Online Piracy – a Growing IPR Challenge

In recent years Taiwan has made great strides in bolstering its protection of intellectual property rights (IPR) by passing new legislation, tightening enforcement, and raising awareness among judges and prosecutors of the importance of the issue. The improvements in copyright, patent, and trademark protection – and in the past few years of trade secrets – make Taiwan’s longtime inclusion on the U.S. priority watch list of countries with rampant IPR violations seems like a distant memory.

Of the several problem areas still remaining, one – the provision of sufficient protection to pharmaceutical patents – is currently receiving attention from the authorities (see the Issues section for more details). But there is another problem that deserves to be dealt with – the massive illicit downloading of movies, videos, and other copyrighted content, especially from websites hosted offshore. The Taiwan Intellectual Property Office (TIPO) last year suggested enactment of a law to require Internet Service Providers (ISPs) to block domains or IP addresses of websites identified as chronic infringers. But the initiative was dropped in the face of objections that it could be subject to abuse and erode the freedom of the internet.

The issue was revisited in one of the presentations delivered last month at AmCham Taipei’s 2014 Telecom & Media Symposium on the opportunities and challenges posed by the Over-the-Top (OTT) market, which bypasses traditional telecom operators to deliver content to consumers directly from the internet. OTT offers promising potential for the development of legitimate business, but it can also have severely negative effects if not properly regulated.

The presentation at the AmCham symposium outlined just how serious the situation has already become. A survey of internet piracy of selected English-language popular films between November 2013 and October 2014 showed that Taiwan ranked third in the Asian region for the volume of infringement, surpassed by only Singapore and the Philippines, countries with much stronger backgrounds in English-language usage. For Mandarin-language content, five overseas-based pirate websites are among the 150 most frequently visited sites by Taiwan users. The easy access to free pirated content makes it very difficult for legitimate sites – such as those run by Chunghwa Telecom, Next Media, and Sanlih TV – to be competitive, and it deprives performing artists, content producers, and distributors of revenue that is the rightful reward for their efforts.
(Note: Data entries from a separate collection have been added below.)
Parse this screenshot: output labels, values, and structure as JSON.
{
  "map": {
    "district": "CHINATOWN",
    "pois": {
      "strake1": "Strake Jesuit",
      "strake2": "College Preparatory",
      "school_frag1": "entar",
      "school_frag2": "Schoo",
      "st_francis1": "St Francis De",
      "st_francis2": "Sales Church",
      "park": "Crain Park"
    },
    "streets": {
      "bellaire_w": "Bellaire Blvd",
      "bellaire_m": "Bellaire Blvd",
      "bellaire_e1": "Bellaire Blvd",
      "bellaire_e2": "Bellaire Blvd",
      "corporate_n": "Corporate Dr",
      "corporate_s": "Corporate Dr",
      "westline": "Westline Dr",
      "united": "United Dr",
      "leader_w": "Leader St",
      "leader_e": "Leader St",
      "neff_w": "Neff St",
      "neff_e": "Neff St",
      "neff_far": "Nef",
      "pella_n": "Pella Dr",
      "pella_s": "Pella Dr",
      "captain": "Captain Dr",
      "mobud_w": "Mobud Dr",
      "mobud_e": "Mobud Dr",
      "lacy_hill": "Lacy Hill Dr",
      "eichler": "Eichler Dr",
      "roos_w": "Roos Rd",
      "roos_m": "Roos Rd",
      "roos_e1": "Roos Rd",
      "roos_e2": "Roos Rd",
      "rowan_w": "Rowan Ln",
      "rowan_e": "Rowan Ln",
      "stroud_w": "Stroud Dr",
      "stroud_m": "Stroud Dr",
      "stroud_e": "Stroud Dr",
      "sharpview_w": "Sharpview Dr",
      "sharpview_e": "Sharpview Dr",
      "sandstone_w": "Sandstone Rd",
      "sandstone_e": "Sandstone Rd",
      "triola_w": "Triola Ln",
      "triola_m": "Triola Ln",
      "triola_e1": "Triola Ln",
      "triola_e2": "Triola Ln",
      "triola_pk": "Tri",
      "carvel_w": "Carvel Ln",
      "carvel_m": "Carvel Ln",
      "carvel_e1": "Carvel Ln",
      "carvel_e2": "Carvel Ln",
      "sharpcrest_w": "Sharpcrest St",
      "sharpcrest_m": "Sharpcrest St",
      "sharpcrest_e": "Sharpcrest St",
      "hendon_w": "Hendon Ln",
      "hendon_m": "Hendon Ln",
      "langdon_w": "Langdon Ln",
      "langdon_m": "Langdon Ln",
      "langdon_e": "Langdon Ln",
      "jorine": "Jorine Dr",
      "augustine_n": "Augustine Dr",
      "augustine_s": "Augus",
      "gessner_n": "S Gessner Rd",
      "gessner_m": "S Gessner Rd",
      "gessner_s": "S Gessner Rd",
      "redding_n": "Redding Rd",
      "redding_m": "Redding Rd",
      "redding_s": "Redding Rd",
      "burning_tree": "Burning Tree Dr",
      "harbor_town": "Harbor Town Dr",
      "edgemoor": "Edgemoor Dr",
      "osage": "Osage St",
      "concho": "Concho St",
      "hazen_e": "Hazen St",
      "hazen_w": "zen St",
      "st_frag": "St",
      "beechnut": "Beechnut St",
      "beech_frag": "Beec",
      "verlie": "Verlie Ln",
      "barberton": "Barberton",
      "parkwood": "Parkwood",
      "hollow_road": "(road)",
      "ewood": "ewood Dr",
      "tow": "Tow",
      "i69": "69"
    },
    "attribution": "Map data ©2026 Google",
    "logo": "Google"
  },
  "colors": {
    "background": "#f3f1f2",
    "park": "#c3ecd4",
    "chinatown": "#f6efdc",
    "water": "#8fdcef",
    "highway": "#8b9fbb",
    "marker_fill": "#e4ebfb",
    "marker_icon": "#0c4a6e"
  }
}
The argument that nothing can be done about offshore operations has been proved invalid, as more and more countries take action to block blatantly infringing sites. In Asia, such measures have already been adopted by Australia, India, Indonesia, Malaysia, Singapore, and South Korea. Within the European Union, 12 countries now conduct site-blocking, with the number soon to rise to 18. Data from the U.K. and South Korea show that online piracy traffic has decreased substantially since the new policy began to be implemented.

Fears that site-blocking could threaten the sanctity of the internet also appear overblown. Regulators would have to go through the judicial system to prove sufficient cause for a site to be targeted, a reassuring safeguard in a country like Taiwan with a democratic system and sound rule of law.

The success of Korea, in particular, in curbing online piracy should serve as an encouraging example. If Taiwan hopes to realize even a portion of Korea’s achievement in developing its creative industries, it will need to ensure that the fruits of creativity are fully protected against theft.